## WHAT YOU SHOULD DO:
Go through the data and copy every line in which "请输入账套名称" appears.

=== RECORD SET ===

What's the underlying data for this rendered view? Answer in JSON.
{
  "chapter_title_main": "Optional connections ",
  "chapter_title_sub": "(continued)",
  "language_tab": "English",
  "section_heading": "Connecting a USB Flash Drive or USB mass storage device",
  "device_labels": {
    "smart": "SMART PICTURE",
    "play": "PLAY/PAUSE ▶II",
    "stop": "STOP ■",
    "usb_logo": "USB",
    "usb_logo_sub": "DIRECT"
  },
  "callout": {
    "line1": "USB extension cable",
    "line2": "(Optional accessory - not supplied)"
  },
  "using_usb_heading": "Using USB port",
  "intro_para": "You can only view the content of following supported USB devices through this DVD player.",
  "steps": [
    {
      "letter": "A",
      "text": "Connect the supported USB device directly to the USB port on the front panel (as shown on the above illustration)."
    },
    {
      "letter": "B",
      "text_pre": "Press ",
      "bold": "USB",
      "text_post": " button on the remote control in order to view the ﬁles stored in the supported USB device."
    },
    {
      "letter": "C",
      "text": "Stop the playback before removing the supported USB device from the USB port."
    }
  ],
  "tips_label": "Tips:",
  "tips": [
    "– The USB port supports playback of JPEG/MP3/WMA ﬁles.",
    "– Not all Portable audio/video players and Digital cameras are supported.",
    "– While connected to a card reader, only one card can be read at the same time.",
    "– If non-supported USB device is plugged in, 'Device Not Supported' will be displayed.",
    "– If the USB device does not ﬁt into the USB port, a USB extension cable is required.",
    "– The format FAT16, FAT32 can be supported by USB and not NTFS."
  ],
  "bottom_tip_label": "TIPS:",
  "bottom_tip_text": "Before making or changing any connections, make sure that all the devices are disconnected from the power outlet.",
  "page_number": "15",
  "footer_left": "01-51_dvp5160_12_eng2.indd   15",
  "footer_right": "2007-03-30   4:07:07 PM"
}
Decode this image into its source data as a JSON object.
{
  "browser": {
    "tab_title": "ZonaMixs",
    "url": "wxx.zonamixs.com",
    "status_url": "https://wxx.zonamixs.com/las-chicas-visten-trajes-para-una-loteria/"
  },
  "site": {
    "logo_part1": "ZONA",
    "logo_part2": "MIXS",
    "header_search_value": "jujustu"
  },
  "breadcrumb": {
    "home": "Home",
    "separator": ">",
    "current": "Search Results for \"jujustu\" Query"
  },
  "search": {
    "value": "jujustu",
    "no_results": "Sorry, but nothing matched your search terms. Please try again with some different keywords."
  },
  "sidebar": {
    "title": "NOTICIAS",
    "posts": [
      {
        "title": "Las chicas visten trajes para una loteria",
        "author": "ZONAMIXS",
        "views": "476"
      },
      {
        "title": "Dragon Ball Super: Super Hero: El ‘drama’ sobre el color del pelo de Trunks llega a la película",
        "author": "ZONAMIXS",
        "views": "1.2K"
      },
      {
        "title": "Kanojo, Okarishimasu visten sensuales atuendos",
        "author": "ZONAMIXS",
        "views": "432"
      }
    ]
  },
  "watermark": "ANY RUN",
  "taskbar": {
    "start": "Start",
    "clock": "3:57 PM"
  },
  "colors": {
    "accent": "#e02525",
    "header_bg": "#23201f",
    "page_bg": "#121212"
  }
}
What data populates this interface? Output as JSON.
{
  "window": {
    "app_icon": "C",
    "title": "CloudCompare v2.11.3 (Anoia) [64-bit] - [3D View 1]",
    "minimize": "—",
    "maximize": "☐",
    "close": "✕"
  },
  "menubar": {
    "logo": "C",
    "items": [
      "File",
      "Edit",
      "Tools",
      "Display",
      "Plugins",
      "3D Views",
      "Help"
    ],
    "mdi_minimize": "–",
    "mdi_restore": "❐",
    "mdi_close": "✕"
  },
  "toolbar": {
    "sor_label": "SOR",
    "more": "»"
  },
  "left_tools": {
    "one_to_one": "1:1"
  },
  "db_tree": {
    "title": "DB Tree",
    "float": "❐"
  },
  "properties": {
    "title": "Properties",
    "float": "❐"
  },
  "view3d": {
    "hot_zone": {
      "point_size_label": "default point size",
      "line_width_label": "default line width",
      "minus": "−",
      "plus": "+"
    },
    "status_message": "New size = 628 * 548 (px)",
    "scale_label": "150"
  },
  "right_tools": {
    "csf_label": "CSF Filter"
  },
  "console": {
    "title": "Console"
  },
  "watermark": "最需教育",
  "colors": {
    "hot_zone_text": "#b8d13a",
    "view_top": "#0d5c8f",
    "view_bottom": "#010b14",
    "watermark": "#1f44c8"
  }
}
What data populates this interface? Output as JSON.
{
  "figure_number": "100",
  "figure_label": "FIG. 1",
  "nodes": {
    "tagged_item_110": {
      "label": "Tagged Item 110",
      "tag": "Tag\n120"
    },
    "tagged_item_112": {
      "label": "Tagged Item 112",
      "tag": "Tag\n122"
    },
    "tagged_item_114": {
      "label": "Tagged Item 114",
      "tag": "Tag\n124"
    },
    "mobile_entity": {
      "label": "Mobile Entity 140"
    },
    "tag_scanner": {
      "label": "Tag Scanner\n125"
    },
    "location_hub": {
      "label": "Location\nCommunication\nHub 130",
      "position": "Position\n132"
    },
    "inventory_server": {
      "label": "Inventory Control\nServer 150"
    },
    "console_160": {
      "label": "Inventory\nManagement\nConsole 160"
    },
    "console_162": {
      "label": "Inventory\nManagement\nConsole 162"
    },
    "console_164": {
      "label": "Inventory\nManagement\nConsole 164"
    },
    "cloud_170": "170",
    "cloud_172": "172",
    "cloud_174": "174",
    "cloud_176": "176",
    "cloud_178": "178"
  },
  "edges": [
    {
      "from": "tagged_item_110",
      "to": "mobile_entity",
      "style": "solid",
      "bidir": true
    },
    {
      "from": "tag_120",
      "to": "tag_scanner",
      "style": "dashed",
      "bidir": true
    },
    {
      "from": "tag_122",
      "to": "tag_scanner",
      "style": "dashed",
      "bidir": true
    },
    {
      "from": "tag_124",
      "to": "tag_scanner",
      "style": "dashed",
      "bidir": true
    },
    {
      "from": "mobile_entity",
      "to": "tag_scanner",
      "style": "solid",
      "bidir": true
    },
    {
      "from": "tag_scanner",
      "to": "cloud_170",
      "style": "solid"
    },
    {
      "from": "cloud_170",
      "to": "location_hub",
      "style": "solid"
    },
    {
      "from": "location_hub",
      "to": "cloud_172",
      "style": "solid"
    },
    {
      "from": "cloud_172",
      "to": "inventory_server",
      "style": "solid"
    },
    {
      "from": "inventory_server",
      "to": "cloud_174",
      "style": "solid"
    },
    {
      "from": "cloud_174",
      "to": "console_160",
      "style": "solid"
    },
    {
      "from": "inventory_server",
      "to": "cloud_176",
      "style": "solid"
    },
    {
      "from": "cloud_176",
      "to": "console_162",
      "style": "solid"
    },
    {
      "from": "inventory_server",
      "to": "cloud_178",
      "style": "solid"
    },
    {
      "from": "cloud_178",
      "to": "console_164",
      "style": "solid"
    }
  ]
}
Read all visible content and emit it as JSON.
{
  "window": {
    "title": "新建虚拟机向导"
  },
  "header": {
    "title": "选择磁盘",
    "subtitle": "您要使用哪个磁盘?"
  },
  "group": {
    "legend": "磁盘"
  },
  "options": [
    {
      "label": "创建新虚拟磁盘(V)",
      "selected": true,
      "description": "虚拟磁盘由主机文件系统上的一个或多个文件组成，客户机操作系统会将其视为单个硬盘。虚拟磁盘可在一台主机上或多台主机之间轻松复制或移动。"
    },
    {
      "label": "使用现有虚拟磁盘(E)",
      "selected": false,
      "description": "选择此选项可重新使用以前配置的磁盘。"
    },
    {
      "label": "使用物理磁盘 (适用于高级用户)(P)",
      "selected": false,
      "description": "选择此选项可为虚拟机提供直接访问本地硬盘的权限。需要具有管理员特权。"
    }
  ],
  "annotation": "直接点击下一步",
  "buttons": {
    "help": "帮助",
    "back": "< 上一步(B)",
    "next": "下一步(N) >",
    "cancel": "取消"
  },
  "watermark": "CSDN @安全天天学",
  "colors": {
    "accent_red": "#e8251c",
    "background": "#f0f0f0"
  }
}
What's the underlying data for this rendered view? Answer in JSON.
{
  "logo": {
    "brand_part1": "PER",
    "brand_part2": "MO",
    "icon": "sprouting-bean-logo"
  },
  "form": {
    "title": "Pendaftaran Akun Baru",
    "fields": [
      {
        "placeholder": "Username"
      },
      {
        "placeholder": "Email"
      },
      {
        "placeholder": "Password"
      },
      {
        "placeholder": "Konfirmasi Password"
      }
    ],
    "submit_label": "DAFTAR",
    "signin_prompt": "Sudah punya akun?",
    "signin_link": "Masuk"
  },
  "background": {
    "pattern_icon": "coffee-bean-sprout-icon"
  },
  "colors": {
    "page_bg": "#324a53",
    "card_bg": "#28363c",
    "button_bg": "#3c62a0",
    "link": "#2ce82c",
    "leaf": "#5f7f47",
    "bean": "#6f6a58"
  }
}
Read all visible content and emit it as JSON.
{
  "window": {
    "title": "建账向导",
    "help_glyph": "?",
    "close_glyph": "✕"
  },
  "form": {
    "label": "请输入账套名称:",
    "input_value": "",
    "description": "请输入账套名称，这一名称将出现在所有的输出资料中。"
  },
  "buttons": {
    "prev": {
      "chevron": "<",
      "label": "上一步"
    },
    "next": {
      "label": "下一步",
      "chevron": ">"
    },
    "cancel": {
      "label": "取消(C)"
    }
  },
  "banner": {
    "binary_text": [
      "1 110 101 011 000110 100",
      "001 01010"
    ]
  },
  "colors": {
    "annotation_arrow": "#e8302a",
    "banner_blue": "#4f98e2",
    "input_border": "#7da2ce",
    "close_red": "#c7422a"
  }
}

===

## ANSWER TO THE EXERCISE:
    "label": "请输入账套名称:",
    "description": "请输入账套名称，这一名称将出现在所有的输出资料中。"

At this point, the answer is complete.